After 65,000 professional performances seen by 130 million people in 30 countries and 152 cities, you would think one would be hard-pressed to find a person who has not seen “The Phantom of the Opera,” or at least has an appreciation for what some call a great love story.
Not so. I am that person.
At first I was concerned that my shallow knowledge of the heralded musical by Andrew Lloyd Webber, which made its debut in London in 1986, would be a hindrance to my ability to comment on this new and updated North American touring production. The show had its local opening night last week at the opulently restored Boston Opera House near Downtown Crossing.
The play, based on the classic novel “Le Fantome de L ‘Opera” by Gaston Leroux, is about a masked figure who lives beneath the Paris Opera House and devotes himself to nurturing the talent of a beautiful, young soprano named Christine Daae. We are, I guess, supposed to have some sympathy for him and for Christine’s misguided attraction to him.

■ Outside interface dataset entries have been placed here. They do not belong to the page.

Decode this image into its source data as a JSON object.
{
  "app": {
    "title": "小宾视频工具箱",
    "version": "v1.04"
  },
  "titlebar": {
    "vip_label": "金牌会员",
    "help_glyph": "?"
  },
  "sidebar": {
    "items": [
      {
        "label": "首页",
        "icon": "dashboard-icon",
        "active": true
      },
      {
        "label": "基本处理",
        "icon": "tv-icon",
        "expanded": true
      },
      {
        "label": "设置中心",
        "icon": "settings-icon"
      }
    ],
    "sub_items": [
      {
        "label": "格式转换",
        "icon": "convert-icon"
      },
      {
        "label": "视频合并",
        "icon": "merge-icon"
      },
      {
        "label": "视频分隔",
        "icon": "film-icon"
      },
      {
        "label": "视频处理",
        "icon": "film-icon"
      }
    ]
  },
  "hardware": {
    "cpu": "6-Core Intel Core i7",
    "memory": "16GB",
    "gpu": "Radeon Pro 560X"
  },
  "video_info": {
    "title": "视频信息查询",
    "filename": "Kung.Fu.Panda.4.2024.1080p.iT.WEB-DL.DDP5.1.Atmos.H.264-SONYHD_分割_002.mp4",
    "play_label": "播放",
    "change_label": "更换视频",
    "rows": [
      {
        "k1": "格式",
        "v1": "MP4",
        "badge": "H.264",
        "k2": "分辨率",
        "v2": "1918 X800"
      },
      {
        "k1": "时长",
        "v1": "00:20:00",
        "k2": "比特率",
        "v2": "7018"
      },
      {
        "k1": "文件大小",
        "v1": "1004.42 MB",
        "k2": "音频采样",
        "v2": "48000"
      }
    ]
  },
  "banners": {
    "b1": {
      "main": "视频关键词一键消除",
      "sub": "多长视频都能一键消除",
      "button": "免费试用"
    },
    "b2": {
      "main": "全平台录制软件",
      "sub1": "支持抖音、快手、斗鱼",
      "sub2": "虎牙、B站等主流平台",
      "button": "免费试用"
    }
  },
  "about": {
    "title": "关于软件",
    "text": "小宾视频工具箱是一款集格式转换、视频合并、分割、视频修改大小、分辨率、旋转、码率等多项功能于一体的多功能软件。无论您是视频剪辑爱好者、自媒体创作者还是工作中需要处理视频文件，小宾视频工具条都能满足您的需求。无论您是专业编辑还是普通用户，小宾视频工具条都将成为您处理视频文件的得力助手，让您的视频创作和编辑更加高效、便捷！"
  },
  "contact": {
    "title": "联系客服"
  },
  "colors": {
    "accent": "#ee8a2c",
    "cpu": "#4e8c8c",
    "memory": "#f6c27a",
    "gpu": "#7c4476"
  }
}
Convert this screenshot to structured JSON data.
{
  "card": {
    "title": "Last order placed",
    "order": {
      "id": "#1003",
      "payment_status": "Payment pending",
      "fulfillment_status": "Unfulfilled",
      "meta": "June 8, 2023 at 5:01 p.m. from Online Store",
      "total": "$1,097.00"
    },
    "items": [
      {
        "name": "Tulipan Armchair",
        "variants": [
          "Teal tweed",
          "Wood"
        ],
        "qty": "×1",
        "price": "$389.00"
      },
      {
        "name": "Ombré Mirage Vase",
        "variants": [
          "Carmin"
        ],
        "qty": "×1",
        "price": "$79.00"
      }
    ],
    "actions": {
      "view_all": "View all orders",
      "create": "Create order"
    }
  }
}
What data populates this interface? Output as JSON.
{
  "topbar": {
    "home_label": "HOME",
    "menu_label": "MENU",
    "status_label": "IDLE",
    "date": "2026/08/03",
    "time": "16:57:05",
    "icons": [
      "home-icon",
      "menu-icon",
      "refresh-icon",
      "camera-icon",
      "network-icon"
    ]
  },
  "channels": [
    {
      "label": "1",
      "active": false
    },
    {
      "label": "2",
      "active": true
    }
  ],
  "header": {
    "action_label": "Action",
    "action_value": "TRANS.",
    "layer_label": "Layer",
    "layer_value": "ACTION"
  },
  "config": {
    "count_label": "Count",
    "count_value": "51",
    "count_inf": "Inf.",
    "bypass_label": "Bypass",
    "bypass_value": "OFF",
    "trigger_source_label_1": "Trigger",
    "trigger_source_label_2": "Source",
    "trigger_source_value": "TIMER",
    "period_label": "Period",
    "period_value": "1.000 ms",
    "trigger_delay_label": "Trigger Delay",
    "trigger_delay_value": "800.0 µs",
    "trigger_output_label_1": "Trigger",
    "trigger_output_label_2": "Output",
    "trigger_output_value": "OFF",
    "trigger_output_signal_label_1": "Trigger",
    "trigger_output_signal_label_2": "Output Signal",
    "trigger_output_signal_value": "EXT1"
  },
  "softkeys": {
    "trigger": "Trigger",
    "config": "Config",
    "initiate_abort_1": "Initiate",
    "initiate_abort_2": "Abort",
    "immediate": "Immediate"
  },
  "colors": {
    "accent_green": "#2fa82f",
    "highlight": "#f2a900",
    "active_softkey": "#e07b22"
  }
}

As this “reinvented” production by Cameron Mackintosh crept along, however, I became more comfortable with the fact that perhaps it was best I had not seen one of the previous 65,000 performances.
I do not know how it was updated or refreshed. I did, however, overhear one patron who said he had seen it eight times tell his companion that the lyrics to “Wishing You Were Somehow Here Again” in Act 2, Scene 5, had been changed.
I would never have known about the alleged lyrics alterations, but I can tell you I never heard a word of them because I was mesmerized by the scenery of the graveyard where Christine (played by Julia Udine) was singing at her father’s towering Celtic cross of a grave marker. Daae’s voice and performance was upstaged by the slowly rising sun bringing dawn to the village behind her.